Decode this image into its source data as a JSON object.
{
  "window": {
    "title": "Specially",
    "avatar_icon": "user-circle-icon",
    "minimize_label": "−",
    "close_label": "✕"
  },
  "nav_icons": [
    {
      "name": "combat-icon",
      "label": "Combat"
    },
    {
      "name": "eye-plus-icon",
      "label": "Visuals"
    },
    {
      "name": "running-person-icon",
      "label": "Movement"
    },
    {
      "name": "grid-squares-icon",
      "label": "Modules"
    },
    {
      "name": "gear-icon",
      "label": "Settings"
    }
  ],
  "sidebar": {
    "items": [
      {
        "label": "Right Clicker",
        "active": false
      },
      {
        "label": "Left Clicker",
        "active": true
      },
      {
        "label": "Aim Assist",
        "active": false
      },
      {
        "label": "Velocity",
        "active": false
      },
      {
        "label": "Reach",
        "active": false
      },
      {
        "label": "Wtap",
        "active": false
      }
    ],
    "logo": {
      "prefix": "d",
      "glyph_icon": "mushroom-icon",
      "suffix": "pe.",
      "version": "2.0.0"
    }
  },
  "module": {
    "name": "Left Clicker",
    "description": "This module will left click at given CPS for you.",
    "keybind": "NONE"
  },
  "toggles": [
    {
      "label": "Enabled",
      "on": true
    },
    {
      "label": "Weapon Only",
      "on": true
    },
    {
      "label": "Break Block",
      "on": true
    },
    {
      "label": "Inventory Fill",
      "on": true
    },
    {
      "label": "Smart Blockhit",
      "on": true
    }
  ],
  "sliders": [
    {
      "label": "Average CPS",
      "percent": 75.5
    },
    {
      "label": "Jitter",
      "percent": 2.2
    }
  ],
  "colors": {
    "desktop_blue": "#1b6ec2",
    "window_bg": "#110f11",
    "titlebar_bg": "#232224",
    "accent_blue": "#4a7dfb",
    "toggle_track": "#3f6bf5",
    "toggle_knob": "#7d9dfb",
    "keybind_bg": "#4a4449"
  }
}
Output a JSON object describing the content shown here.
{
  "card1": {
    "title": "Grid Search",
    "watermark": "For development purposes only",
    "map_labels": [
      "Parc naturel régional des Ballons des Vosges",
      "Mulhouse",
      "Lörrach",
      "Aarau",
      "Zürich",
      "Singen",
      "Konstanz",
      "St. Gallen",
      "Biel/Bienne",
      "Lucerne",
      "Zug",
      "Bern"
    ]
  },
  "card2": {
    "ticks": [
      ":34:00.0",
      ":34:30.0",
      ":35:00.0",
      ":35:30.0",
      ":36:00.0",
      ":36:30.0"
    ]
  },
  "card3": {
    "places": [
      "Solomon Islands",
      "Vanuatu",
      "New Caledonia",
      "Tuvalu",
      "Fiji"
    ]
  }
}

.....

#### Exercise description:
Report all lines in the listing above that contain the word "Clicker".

#### Reply to the exercise:
        "label": "Right Clicker",
        "label": "Left Clicker",
    "name": "Left Clicker",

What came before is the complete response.